EXERCISE DATA below:

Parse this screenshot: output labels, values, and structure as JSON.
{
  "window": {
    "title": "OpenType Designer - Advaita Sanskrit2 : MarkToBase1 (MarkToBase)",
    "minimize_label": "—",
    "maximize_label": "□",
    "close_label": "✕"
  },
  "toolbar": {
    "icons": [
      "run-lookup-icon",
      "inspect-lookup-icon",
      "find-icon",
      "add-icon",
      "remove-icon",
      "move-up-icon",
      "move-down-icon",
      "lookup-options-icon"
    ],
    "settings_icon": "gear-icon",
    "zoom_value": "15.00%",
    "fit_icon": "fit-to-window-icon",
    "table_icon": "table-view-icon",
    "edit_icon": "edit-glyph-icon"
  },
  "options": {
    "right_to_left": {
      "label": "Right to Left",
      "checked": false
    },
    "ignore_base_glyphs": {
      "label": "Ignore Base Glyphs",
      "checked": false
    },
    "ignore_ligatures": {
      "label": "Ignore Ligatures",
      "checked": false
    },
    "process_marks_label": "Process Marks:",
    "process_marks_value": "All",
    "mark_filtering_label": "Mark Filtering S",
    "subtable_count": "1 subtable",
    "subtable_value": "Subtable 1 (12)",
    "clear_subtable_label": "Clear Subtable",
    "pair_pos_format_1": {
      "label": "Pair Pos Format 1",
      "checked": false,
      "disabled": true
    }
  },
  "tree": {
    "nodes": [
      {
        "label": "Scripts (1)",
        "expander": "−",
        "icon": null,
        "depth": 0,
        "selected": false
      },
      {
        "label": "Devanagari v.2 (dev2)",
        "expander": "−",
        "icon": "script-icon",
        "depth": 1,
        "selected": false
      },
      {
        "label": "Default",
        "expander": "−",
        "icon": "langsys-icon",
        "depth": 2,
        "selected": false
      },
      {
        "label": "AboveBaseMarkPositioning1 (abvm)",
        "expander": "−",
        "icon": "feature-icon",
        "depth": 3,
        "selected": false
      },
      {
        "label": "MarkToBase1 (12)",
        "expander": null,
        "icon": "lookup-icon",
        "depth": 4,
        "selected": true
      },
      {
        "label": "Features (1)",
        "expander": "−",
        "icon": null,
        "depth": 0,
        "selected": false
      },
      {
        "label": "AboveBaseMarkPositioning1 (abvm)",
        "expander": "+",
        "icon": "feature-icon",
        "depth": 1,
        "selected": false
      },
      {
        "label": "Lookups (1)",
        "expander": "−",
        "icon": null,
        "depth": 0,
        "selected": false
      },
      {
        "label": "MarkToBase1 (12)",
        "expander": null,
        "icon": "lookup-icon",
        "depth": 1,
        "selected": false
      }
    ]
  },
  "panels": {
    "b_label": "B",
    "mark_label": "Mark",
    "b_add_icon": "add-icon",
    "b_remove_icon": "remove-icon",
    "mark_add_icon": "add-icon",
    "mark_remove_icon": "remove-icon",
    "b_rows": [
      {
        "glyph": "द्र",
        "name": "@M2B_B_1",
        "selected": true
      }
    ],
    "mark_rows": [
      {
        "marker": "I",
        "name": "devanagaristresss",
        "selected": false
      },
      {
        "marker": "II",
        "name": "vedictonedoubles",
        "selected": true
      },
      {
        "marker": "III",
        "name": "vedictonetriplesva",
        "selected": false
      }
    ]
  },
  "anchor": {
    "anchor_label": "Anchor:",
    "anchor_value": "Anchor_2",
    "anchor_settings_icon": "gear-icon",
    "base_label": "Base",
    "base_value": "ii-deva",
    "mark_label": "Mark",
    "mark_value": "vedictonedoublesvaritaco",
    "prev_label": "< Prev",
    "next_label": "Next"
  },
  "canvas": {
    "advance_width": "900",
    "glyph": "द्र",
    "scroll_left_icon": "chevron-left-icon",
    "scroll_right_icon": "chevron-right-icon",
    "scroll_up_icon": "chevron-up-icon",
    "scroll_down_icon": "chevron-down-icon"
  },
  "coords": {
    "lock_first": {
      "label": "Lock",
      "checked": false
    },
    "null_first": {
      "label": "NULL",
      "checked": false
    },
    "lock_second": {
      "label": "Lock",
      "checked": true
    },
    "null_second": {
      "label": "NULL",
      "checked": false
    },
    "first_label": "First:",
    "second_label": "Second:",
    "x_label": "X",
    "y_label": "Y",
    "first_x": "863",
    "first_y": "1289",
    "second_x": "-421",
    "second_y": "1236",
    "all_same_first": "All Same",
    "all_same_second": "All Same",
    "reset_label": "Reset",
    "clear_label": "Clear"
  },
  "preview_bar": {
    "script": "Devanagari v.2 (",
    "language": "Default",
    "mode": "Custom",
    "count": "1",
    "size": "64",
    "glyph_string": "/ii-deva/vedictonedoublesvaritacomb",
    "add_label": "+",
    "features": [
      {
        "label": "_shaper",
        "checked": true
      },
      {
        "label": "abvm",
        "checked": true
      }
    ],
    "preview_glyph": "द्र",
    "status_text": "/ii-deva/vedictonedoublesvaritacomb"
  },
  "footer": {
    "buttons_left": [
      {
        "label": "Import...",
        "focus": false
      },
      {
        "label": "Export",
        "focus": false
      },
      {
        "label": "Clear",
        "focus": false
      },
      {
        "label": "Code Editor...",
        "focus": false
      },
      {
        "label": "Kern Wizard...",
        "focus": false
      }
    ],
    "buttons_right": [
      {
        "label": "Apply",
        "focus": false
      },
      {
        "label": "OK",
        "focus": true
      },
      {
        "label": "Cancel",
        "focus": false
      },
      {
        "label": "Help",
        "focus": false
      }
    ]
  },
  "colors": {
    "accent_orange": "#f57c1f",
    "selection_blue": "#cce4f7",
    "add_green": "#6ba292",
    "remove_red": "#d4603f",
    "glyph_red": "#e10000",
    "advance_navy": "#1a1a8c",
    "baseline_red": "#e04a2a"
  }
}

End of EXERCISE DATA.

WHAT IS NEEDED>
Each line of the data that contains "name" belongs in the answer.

RESPONSE TO THE TASK>
        "name": "@M2B_B_1",
        "name": "devanagaristresss",
        "name": "vedictonedoubles",
        "name": "vedictonetriplesva",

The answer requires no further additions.